The creators of TOS also talked about fusion being used for the impulse-engines and fusion used for the impulse-drives.
And yet the smartest thing they did was avoid getting specific on the show. These were generally good writers and not great scientists or engineers. Their consultants would have told them to keep it vague, and during the series they did.
It would take a hell of a lot of energy to generate an artificial gravity field, and inertial dampening and stuff. Those must be some amazing batteries...
Based on your Victorian Era
view of science?
At a certain point this becomes a pointless discussion in which neither of us cavemen
of the past can see beyond our stone knives and bear skines
. You're more than 200 years in the past attempting to decide what can and can't work in the future.
know how artificial gravity works?
We don't have it today, so none of us seem to know. But if you want to figure out how much power is needed, consider this... gravity as seen in TOS might be nothing more than giving objects within a couple meters of the deck the potential energy they might have had at that distance above the surface of the earth.
Lets do a thought experiment... You have a 1 kg ball sitting on a desk 1 meter high onboard the Starship Enterprise. How much energy is the ship's artificial gravity expending on that ball as it sits (at rest) in that position? If the ball rolls off the desk, how much energy must the ball have as it leaves the edge for it to move towards the floor with the same acceleration as it would have in similar circumstances if this had happen on the surface of the Earth?
One could think of artificial gravity as giving variable amounts of potential energy to objects as they change their distance from the floor and converting that potential energy into kinetic energy if they are in free fall. And inertial dampening might be the same thing only in different directions and designed to cancel the odd moments of kinetic energy relative to the ship.
Here is something even more interesting than playing with the physics of the future, I've found that most people aren't up to dealing with the physics of today. If you ask them how their computer works you'd most likely get a commentary about how well
they think their computer works. I doubt that hardly anyone here knows about the solid state physics used to make the processors, memory and the like in their systems... or even how a transistor works.
But then again, they don't need to understand any of that to work with computers... computers are a black box
for most people, and all they care about is that they work in a consistent fashion. And that is how most everything works on the Enterprise for it's crew.
I think you should study this post
. Because the content of that post is going to be my answer to any time you say "well, we know this"
. Frankly, we know next to nothing.
Truthfully speaking you're not just providing a huge burst of power for an explosion.

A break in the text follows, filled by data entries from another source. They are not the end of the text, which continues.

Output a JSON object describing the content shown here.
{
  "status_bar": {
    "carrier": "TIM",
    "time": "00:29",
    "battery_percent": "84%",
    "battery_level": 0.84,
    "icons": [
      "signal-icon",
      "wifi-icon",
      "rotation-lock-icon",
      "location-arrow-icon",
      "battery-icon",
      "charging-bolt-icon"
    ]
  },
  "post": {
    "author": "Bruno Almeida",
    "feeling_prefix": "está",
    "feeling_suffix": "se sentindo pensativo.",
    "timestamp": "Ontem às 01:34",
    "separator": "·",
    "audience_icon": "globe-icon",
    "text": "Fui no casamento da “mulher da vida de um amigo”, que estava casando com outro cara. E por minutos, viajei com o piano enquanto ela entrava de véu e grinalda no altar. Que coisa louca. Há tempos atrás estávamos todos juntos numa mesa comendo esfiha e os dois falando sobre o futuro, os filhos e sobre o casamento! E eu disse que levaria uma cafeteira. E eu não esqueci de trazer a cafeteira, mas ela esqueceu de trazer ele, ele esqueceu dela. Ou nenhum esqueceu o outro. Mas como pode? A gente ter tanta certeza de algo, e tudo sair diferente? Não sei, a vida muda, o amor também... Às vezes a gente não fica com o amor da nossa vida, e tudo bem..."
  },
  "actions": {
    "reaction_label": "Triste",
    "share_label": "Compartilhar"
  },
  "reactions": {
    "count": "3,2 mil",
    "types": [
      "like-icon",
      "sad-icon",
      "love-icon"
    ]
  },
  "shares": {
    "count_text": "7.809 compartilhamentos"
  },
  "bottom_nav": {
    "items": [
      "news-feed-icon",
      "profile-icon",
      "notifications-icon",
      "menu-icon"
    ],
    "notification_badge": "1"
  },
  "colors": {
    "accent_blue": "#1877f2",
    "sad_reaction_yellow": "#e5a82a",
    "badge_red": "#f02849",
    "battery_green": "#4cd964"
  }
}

You are producing a continuous explosion for very long periods of time...
Truthfully speaking I was ONLY
talking about what would be needed for that
explosion and nothing else.
I dismissed your assumptions and dismiss these new ones as the idol thoughts of someone trapped in the past (which just happens to look like today). You know nothing of the future so you aren't in a position to say things can or can't work (time to re-read this post
But lets play the physics games for one more moment... what is thrust? Isn't it conservation of momentum (or energy). You expel something in one direction and you move in the opposite direction (proportional to the relative masses and velocities). If the Enterprise is 190,000 (metric) tons (for the sake of argument), then to get the ship up to 1 meter per second, how fast would it have to expel a single
hydrogen atom? Now remember that at very high velocities the mass of the hydrogen atom is going to increase due to the effects of relativity.
What if you want the ship to go faster? You could increase the velocity of the hydrogen atom or you could add a couple more into the mix.
No continuous explosion... just a few atoms pushed into space.
But as I said before, this is not the thread for that type of thing... I think another thread on theorizing what might or might not work for technologies beyond our lifetimes would be appropriate. It is an interesting exercise, but not for this thread.
Besides, if you could think a way to make it work today, then that can't
be how it will be done in the future!